State how many lines of the records below contain the word "this", giving the number and nothing else.

--- Data for processing ---

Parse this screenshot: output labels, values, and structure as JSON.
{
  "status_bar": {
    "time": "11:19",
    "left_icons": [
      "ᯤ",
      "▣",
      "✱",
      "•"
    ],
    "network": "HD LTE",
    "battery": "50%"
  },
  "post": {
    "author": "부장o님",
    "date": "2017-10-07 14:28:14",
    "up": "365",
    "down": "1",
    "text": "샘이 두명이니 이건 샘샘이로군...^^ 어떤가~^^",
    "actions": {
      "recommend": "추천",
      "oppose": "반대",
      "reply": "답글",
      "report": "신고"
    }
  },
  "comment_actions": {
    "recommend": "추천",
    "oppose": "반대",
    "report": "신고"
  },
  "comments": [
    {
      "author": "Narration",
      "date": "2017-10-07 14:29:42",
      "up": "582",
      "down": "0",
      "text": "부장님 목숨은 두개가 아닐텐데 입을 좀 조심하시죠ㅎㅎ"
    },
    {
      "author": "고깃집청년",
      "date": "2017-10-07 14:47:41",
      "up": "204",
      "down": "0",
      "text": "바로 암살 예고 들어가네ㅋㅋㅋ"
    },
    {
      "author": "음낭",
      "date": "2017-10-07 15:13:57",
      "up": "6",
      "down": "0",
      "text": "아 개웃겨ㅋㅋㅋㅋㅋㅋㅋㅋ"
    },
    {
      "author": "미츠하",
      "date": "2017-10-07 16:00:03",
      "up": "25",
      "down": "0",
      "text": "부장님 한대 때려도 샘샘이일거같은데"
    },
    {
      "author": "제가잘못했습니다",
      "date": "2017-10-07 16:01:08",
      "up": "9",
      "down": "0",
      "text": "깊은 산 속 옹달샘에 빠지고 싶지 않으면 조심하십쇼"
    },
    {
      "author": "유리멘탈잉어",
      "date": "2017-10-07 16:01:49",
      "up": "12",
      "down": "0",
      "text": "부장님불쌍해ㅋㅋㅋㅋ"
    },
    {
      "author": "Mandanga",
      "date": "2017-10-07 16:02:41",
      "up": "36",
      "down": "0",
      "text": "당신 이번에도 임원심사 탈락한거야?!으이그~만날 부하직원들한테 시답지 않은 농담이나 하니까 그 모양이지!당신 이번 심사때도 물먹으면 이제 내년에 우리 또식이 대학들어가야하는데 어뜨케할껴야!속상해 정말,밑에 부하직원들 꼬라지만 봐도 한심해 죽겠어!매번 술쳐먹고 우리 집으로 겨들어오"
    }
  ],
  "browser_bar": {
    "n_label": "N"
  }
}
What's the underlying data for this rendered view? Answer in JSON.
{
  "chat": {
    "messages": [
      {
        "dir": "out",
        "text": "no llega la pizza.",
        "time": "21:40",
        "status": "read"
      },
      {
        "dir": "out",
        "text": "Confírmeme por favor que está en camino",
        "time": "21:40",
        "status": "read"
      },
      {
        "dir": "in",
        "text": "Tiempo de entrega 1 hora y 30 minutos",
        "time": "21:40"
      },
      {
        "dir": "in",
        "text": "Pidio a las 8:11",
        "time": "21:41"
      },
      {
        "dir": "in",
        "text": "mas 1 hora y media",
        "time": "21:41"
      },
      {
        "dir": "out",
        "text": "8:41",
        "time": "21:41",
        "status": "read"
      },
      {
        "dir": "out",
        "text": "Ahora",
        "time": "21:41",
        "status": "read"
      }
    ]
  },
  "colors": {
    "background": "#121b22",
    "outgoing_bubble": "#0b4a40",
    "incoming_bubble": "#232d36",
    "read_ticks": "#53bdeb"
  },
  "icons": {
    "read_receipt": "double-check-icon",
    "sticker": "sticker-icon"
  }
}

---

Exercise response: 2